Back in 2011 when Joe Lanteri first approached Katie Langan, chair of Marymount Manhattan College's dance department, about getting involved with New York City Dance Alliance, she was skeptical about the convention/competition world.
"But I was pleasantly surprised by the enormity of talent that was there," she says. "His goal was to start scholarship opportunities, and I said okay, I'm in."
Today, it's fair to say that Lanteri has far surpassed his goal of creating scholarship opportunities. But NYCDA has done so much more, bridging the gap between the convention world and the professional world by forging a wealth of partnerships with dance institutions from Marymount to The Ailey School to Complexions Contemporary Ballet and many more. There's a reason these companies and schools—some of whom otherwise may not see themselves as aligned with the convention/competition world—keep deepening their relationships with NYCDA.
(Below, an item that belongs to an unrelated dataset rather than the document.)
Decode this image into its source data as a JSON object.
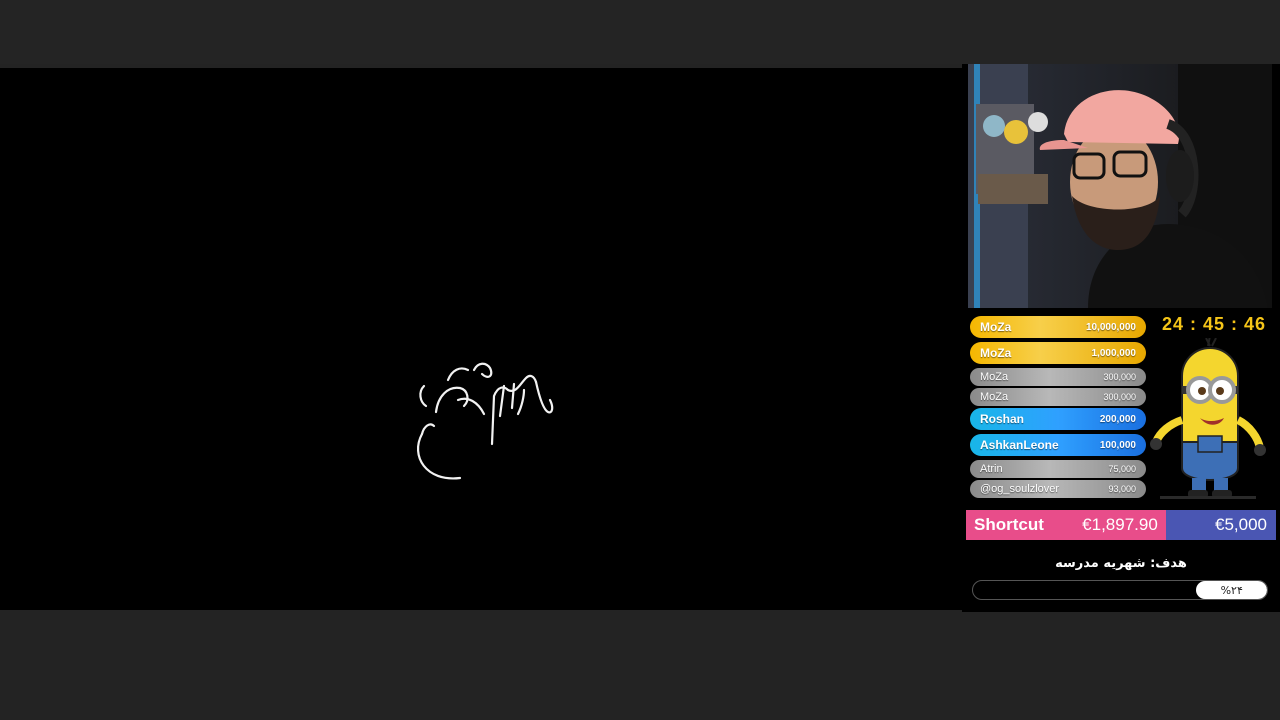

Now, college scholarships are just one of many ways NYCDA has gone beyond the typical weekend-long convention experience and created life-changing opportunities for students. We rounded up some of the most notable ones:
Yvonne Rainer's Parts of Some Sextets (AKA "the mattress dance") hasn't been revived since it premiered in 1965. Nor has Rainer had any wish to do it again, to ask performers to heave 10 mattresses around while carrying out 31 tasks that changed every 30 seconds. It was an unwieldy, difficult dance. (Even the title is unwieldy.) But Emily Coates, who has danced in Rainer's work for 20 years, became curious about this piece and was determined to see it again—and to dance in it. She will get her wish November 15–17, when the mattress dance will be performed as part of the Performa 19 Biennial.
"The show must go on" may be a platitude we use to get through everything from costume malfunctions to stormy moods. But when it came to overcoming a literal hurricane, Houston Ballet was buoyed by this mantra to go from devastated to dancing in a matter of weeks—with the help of Harlequin Floors, Houston Ballet's longstanding partner who sprang into action to build new floors in record time.